It is critical to have a framework to use as a guide when developing security policies and a security program. You don't have to reinvent the wheel when it comes to cybersecurity. There are numerous excellent frameworks available, each with its own set of standards based on your company's requirements.

Alignment with Busines Strategy

Following on from our question about having enough information to oversee cybersecurity, boards should inquire about the company's data security strategy. It is critical to have a diverse set of minds on your cybersecurity team to ensure that all aspects of your cybersecurity are tightly knit. Nowadays, you can find hackers as young as five years old. No one should be overlooked. Make sure you have the best team, the brightest minds, and a detailed cybersecurity plan in place.

Educating The Employees

Many cybersecurity issues are caused by human error. According to a Stanford University study, employee errors were responsible for 88% of data breach incidents. Aligning all employees, not just the cybersecurity team, around practices and processes to keep the organization safe is a management issue, not a technical one. To recognize anomalies, alert leaders, and ultimately mitigate risks, cybersecurity requires awareness and action from all members of the organization.

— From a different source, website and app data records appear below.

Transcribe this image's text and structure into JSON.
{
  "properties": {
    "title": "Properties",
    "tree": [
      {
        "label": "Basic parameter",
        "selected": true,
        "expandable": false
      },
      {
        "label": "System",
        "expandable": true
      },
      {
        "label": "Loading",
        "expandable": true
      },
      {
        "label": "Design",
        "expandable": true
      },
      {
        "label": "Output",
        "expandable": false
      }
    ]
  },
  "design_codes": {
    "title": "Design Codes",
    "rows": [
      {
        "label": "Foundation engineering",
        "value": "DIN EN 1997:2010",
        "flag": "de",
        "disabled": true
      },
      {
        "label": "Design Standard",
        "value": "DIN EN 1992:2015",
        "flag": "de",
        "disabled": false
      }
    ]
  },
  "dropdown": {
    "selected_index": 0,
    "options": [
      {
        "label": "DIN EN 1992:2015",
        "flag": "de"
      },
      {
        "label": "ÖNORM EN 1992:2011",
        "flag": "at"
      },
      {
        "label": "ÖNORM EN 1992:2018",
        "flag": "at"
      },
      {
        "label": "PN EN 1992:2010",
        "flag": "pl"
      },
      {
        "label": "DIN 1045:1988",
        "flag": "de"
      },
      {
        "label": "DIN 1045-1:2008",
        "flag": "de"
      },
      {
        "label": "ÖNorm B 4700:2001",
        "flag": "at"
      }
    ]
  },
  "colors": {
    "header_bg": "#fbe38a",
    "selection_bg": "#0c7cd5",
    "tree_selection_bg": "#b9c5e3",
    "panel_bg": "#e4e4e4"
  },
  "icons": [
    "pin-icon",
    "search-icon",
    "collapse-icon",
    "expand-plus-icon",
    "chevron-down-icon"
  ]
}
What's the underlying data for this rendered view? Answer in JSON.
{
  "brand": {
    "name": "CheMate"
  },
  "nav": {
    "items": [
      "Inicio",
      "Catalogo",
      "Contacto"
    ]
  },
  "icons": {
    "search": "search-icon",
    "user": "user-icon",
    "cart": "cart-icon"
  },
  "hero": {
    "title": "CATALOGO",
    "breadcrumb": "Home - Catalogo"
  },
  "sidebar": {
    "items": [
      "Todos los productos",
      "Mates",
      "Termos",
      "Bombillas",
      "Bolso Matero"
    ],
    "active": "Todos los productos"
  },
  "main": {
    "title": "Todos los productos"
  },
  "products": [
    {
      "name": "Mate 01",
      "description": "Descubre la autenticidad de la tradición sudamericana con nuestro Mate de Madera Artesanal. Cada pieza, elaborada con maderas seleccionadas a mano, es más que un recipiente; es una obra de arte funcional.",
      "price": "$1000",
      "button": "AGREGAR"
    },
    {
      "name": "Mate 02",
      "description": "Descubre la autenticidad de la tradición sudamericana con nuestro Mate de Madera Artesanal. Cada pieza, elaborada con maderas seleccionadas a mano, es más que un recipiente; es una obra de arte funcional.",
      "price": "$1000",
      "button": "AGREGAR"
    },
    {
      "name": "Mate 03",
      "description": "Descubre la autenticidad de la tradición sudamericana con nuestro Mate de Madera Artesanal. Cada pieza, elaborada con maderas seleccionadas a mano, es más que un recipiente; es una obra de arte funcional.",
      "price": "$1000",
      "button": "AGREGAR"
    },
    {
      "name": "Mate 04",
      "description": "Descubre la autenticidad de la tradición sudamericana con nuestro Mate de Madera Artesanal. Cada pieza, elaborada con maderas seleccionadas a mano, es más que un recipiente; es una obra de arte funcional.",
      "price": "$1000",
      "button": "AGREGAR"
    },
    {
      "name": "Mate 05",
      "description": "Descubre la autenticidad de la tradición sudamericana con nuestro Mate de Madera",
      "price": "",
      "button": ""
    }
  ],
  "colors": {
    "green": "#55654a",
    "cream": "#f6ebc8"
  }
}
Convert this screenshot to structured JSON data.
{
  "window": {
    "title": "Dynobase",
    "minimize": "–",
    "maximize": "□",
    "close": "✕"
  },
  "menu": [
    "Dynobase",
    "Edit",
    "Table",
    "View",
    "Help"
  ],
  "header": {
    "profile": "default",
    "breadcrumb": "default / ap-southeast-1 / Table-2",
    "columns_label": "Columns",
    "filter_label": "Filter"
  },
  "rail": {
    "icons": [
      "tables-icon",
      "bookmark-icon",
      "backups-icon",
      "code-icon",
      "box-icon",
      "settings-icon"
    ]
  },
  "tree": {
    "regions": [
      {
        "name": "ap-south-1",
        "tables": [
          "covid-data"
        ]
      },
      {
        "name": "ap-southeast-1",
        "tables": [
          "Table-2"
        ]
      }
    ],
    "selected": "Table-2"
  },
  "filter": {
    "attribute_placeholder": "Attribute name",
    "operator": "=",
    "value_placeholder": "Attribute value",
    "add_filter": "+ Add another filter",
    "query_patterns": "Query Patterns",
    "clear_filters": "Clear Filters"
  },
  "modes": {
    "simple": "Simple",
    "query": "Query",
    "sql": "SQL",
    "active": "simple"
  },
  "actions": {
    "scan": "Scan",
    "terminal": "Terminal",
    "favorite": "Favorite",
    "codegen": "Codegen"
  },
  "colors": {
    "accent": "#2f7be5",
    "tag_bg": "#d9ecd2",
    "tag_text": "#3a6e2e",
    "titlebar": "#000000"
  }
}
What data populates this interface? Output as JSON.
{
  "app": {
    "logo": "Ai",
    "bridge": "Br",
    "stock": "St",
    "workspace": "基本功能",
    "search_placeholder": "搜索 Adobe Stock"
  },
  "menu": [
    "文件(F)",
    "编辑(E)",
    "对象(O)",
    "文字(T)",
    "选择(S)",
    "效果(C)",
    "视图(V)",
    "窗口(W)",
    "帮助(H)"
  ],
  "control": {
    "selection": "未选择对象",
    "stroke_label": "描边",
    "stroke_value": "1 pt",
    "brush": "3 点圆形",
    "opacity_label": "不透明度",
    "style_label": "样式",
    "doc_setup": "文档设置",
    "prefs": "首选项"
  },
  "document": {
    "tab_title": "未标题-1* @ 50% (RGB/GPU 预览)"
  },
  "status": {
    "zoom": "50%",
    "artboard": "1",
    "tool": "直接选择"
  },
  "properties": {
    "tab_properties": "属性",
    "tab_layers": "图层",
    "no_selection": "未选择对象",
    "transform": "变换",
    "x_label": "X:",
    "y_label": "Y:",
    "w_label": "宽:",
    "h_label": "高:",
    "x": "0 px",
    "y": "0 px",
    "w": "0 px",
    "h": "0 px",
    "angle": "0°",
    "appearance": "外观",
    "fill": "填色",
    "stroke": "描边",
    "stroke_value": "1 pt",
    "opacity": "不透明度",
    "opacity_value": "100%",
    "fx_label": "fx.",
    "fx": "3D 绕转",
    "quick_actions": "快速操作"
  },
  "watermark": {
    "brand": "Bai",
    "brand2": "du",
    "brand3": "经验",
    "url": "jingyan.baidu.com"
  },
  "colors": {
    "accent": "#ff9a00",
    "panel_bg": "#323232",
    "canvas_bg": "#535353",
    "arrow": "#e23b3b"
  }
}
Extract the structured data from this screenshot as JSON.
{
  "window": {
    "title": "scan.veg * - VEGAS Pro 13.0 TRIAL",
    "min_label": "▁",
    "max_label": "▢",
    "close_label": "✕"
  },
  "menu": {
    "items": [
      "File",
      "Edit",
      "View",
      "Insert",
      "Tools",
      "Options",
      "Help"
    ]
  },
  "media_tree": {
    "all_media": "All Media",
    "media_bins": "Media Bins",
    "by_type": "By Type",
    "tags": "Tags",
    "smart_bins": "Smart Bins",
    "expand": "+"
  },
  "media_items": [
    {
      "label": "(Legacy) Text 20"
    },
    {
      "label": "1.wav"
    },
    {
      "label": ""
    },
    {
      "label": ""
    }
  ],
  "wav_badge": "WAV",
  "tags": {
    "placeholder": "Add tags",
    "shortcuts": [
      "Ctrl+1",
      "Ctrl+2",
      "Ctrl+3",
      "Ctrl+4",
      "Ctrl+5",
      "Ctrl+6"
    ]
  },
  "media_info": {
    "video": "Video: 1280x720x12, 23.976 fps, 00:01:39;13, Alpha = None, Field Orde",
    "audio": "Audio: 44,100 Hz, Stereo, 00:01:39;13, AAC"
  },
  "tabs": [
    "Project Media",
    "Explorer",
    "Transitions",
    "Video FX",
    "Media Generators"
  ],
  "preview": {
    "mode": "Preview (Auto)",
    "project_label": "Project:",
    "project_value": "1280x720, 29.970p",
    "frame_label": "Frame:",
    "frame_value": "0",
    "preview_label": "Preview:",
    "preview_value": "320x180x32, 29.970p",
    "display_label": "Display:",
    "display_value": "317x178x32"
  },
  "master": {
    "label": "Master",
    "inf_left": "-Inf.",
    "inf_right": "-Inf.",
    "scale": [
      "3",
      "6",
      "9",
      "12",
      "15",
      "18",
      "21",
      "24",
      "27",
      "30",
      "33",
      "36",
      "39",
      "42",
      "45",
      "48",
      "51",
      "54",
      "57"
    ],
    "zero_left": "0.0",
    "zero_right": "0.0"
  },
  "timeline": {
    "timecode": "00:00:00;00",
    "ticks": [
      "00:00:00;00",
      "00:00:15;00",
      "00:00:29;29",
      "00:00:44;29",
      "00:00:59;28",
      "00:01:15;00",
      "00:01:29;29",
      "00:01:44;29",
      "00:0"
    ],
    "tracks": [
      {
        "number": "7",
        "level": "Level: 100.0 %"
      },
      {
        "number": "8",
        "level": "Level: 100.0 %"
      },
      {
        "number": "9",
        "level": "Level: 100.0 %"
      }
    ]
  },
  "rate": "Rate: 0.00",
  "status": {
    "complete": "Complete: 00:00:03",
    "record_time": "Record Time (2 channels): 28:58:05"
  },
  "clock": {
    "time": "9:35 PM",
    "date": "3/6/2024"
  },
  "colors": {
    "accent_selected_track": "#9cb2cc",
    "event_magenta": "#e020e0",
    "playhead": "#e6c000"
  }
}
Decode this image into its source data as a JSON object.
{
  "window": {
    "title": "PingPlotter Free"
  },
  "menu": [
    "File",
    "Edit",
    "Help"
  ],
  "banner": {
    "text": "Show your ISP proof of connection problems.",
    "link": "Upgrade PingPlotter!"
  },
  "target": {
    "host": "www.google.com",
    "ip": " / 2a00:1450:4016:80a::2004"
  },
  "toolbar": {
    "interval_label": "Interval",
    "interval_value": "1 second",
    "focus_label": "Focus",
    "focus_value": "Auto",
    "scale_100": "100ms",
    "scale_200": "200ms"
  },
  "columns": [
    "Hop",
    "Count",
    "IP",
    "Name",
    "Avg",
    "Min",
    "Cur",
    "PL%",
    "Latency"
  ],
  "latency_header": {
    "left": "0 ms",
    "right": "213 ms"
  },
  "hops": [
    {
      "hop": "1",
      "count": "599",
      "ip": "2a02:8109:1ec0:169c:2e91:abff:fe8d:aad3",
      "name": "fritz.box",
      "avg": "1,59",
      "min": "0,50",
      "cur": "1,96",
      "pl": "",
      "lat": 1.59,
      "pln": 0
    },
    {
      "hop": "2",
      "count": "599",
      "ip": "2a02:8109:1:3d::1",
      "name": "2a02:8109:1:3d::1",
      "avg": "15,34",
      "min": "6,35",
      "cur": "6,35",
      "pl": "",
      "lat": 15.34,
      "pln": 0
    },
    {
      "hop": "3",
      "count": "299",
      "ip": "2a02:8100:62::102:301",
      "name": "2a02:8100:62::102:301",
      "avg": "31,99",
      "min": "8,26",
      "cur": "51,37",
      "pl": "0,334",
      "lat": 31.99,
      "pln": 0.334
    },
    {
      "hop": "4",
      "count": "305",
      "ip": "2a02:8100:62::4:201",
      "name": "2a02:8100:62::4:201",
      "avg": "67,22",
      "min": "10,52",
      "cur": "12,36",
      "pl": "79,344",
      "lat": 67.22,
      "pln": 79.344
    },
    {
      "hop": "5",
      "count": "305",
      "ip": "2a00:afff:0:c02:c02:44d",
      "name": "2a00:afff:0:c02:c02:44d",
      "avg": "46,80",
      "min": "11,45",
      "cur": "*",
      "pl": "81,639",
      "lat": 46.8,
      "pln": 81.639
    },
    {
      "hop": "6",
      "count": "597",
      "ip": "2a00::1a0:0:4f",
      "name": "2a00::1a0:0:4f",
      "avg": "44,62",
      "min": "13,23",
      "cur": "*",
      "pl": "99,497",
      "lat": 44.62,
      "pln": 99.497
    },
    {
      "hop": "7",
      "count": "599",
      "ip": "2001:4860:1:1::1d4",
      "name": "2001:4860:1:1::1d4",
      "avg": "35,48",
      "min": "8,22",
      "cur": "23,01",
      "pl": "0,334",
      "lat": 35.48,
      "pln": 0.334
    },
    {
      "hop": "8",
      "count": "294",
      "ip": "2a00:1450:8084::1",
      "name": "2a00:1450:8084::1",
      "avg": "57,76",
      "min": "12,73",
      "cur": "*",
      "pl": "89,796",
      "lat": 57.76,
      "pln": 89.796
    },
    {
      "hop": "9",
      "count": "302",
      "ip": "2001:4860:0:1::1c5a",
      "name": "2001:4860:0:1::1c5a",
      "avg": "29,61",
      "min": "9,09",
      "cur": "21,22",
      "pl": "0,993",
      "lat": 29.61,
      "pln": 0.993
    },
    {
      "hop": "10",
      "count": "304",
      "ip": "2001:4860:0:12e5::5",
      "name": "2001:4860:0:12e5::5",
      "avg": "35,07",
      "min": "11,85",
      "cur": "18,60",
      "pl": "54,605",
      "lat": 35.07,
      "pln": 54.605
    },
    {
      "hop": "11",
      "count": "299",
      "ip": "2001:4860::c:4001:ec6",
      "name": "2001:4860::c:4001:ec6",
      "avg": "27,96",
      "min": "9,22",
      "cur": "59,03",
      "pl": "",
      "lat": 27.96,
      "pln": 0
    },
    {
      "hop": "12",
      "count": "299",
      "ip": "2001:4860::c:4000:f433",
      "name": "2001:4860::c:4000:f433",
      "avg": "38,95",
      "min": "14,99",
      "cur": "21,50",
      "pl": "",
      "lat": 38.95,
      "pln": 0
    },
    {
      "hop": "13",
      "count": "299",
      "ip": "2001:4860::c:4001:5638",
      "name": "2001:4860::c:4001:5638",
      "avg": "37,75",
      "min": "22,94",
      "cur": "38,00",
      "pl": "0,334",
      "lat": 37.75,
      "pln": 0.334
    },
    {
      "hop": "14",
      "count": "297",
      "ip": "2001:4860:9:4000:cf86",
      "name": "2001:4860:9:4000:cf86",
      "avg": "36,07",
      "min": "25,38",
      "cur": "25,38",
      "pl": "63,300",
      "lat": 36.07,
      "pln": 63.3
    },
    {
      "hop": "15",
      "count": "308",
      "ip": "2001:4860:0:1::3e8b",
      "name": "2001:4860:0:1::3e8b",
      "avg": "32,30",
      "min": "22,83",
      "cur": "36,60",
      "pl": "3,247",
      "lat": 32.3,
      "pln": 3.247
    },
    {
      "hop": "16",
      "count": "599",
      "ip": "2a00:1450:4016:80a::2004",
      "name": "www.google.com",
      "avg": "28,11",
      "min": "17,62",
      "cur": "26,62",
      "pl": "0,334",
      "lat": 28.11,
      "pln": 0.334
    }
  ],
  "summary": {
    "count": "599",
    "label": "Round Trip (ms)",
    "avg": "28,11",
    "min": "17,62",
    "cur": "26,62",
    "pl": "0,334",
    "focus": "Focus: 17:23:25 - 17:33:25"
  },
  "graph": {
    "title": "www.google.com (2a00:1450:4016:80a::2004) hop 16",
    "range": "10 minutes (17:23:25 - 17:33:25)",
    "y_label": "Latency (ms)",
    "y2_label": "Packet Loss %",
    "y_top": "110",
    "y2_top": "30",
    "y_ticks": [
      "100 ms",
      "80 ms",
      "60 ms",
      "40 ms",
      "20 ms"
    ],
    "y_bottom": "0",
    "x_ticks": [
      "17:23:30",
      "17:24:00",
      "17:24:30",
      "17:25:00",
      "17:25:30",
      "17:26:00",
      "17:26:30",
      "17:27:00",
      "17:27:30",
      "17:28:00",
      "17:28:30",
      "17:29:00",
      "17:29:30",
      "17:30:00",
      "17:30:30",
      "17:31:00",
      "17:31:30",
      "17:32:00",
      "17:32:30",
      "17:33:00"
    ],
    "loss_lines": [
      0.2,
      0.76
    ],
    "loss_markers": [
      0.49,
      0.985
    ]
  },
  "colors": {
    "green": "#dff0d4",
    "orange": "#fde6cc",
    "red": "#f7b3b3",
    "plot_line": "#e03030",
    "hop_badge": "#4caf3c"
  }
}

According to our research at MIT, the best way to accomplish this is to foster a cybersecurity culture. A "cybersecurity culture" is defined as an environment instilled with the attitudes, beliefs, and values that motivate cybersecurity behaviors. Employees not only follow their job descriptions but also consistently act to protect the organization's assets.

This does not imply that every employee becomes a cybersecurity expert; rather, each employee is held accountable for overseeing and acting in the manner of a "security champion." This adds a human layer of protection to avoid, detect, and report any potentially exploitable behavior.

Taking Charge

After establishing its understanding of the concepts, the Board's priority should be to make sure that cyber security responsibilities are clearly and unambiguously dispersed across the organization.

Cyber security should be formally part of a Board member's portfolio, with accountability cascading down (directly or indirectly) to an individual specifically tasked with ensuring the business is and remains secure from cyber threats. In many large organizations, this would be the responsibility of the CISO.

The CISO's reporting line should be precise — and at a level that allows visibility, credibility, and accountability across the organization. The actual reporting line should be determined by the organization's priorities, not by arbitrary separation of duties considerations.

Roles should be assigned across various lines of defense and corporate silos. A solid Security Governance Framework and Target Operating Model should document those aspects throughout IT and beyond, including HR, Procurement, Legal, Corporate Communications, and business units. They should cover, without complacency, the organization's true geographical perimeter as well as its reliance on third parties where applicable.

SunTel Technologies has been providing comprehensive technology solutions to businesses in Toronto, ON, and the surrounding area since 2007. We specialize in telecommunications systems and are excited to have recently expanded our offering to include Toronto IT Services. It's simple: if you need communication or information technology services, support, or solutions, we're the people to call.

SunTel Technologies Managed IT services Toronto. believes that unless you are committed to excellence, there is no point in undertaking any task. Keeping this in mind, we approach your company as if it were our own. We consider the big picture while paying close attention to detail to deliver results that you can see. So how do we go about doing it? We oversee your company's budget and day-to-day operations. This allows you to focus on what you do best: running and growing your business.